■ PROMPT
Within the listing below, how many lines contain "tomaat"? Only the number is wanted.

■ TASK MATERIAL
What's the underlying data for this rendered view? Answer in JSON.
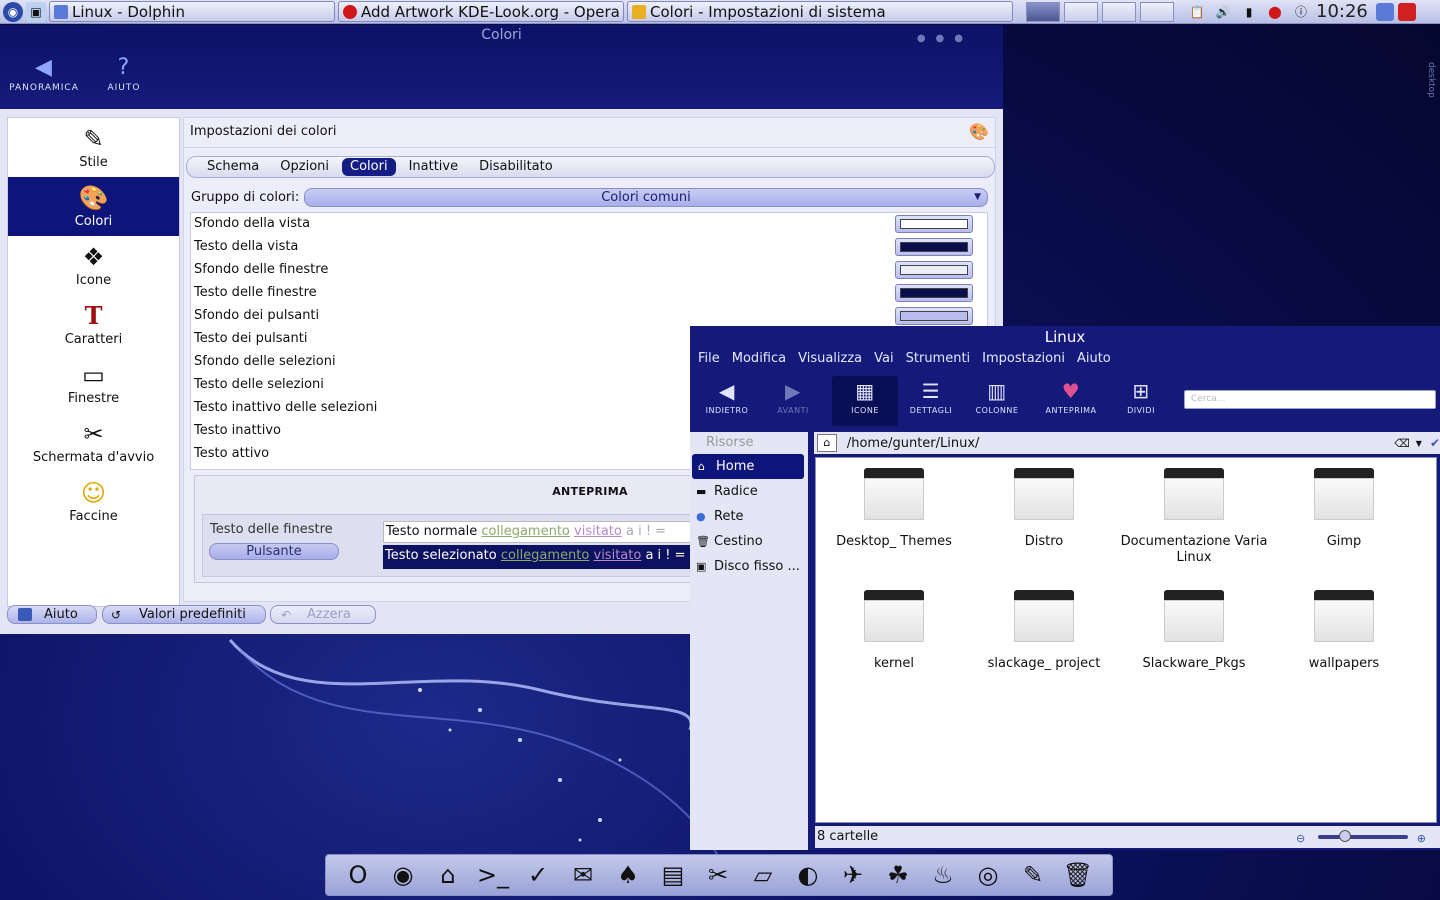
{
  "taskbar": {
    "tasks": [
      {
        "label": "Linux - Dolphin",
        "width": 286
      },
      {
        "label": "Add Artwork KDE-Look.org - Opera",
        "width": 286
      },
      {
        "label": "Colori - Impostazioni di sistema",
        "width": 386
      }
    ],
    "clock": "10:26"
  },
  "sysset": {
    "title": "Colori",
    "toolbar": {
      "overview": "PANORAMICA",
      "help": "AIUTO"
    },
    "sidebar": [
      {
        "label": "Stile",
        "icon": "✎"
      },
      {
        "label": "Colori",
        "icon": "🎨"
      },
      {
        "label": "Icone",
        "icon": "❖"
      },
      {
        "label": "Caratteri",
        "icon": "T"
      },
      {
        "label": "Finestre",
        "icon": "▭"
      },
      {
        "label": "Schermata d'avvio",
        "icon": "✂"
      },
      {
        "label": "Faccine",
        "icon": "☺"
      }
    ],
    "panel_title": "Impostazioni dei colori",
    "tabs": [
      "Schema",
      "Opzioni",
      "Colori",
      "Inattive",
      "Disabilitato"
    ],
    "group_label": "Gruppo di colori:",
    "group_value": "Colori comuni",
    "colors": [
      {
        "label": "Sfondo della vista",
        "color": "#ffffff"
      },
      {
        "label": "Testo della vista",
        "color": "#0a0e4a"
      },
      {
        "label": "Sfondo delle finestre",
        "color": "#eceef8"
      },
      {
        "label": "Testo delle finestre",
        "color": "#0a0e4a"
      },
      {
        "label": "Sfondo dei pulsanti",
        "color": "#b9bdee"
      },
      {
        "label": "Testo dei pulsanti",
        "color": ""
      },
      {
        "label": "Sfondo delle selezioni",
        "color": ""
      },
      {
        "label": "Testo delle selezioni",
        "color": ""
      },
      {
        "label": "Testo inattivo delle selezioni",
        "color": ""
      },
      {
        "label": "Testo inattivo",
        "color": ""
      },
      {
        "label": "Testo attivo",
        "color": ""
      }
    ],
    "preview": {
      "title": "ANTEPRIMA",
      "window_text": "Testo delle finestre",
      "button": "Pulsante",
      "normal_text": "Testo normale",
      "selected_text": "Testo selezionato",
      "link": "collegamento",
      "visited": "visitato",
      "tail": "a i  !  ="
    },
    "buttons": {
      "help": "Aiuto",
      "defaults": "Valori predefiniti",
      "reset": "Azzera"
    }
  },
  "dolphin": {
    "title": "Linux",
    "menu": [
      "File",
      "Modifica",
      "Visualizza",
      "Vai",
      "Strumenti",
      "Impostazioni",
      "Aiuto"
    ],
    "tools": [
      {
        "label": "INDIETRO",
        "icon": "◀"
      },
      {
        "label": "AVANTI",
        "icon": "▶"
      },
      {
        "label": "ICONE",
        "icon": "▦"
      },
      {
        "label": "DETTAGLI",
        "icon": "☰"
      },
      {
        "label": "COLONNE",
        "icon": "▥"
      },
      {
        "label": "ANTEPRIMA",
        "icon": "♥"
      },
      {
        "label": "DIVIDI",
        "icon": "⊞"
      }
    ],
    "search_placeholder": "Cerca...",
    "places_header": "Risorse",
    "places": [
      {
        "label": "Home",
        "icon": "⌂"
      },
      {
        "label": "Radice",
        "icon": "▬"
      },
      {
        "label": "Rete",
        "icon": "●"
      },
      {
        "label": "Cestino",
        "icon": "🗑"
      },
      {
        "label": "Disco fisso ...",
        "icon": "▣"
      }
    ],
    "path": "/home/gunter/Linux/",
    "folders": [
      {
        "name": "Desktop_ Themes"
      },
      {
        "name": "Distro"
      },
      {
        "name": "Documentazione Varia Linux"
      },
      {
        "name": "Gimp"
      },
      {
        "name": "kernel"
      },
      {
        "name": "slackage_ project"
      },
      {
        "name": "Slackware_Pkgs"
      },
      {
        "name": "wallpapers"
      }
    ],
    "status": "8 cartelle",
    "zoom_level": 0.25
  },
  "dock": [
    "O",
    "◉",
    "⌂",
    ">_",
    "✓",
    "✉",
    "♠",
    "▤",
    "✂",
    "▱",
    "◐",
    "✈",
    "☘",
    "♨",
    "◎",
    "✎",
    "🗑"
  ],
  "desktop_label": "desktop"
}
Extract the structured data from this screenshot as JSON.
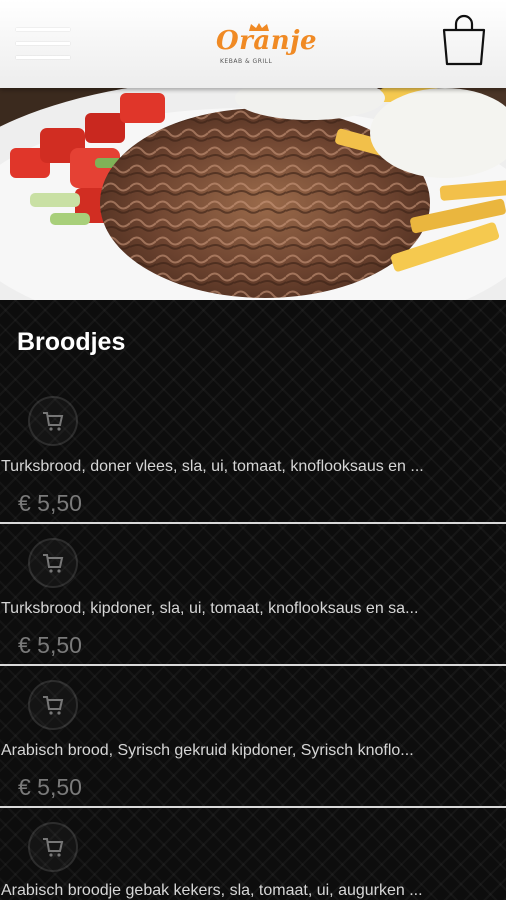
{
  "header": {
    "logo_text": "Oranje",
    "logo_sub": "KEBAB & GRILL"
  },
  "section": {
    "title": "Broodjes"
  },
  "items": [
    {
      "description": "Turksbrood, doner vlees, sla, ui, tomaat, knoflooksaus en ...",
      "price": "€ 5,50"
    },
    {
      "description": "Turksbrood, kipdoner, sla, ui, tomaat, knoflooksaus en sa...",
      "price": "€ 5,50"
    },
    {
      "description": "Arabisch brood, Syrisch gekruid kipdoner, Syrisch knoflo...",
      "price": "€ 5,50"
    },
    {
      "description": "Arabisch broodje gebak kekers, sla, tomaat, ui, augurken ...",
      "price": ""
    }
  ],
  "colors": {
    "accent": "#f08a24",
    "background": "#0d0d0d",
    "divider": "#d9d9d9"
  },
  "icons": {
    "menu": "hamburger-icon",
    "cart": "shopping-bag-icon",
    "item": "cart-icon"
  }
}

■ ANSWER SPACE
3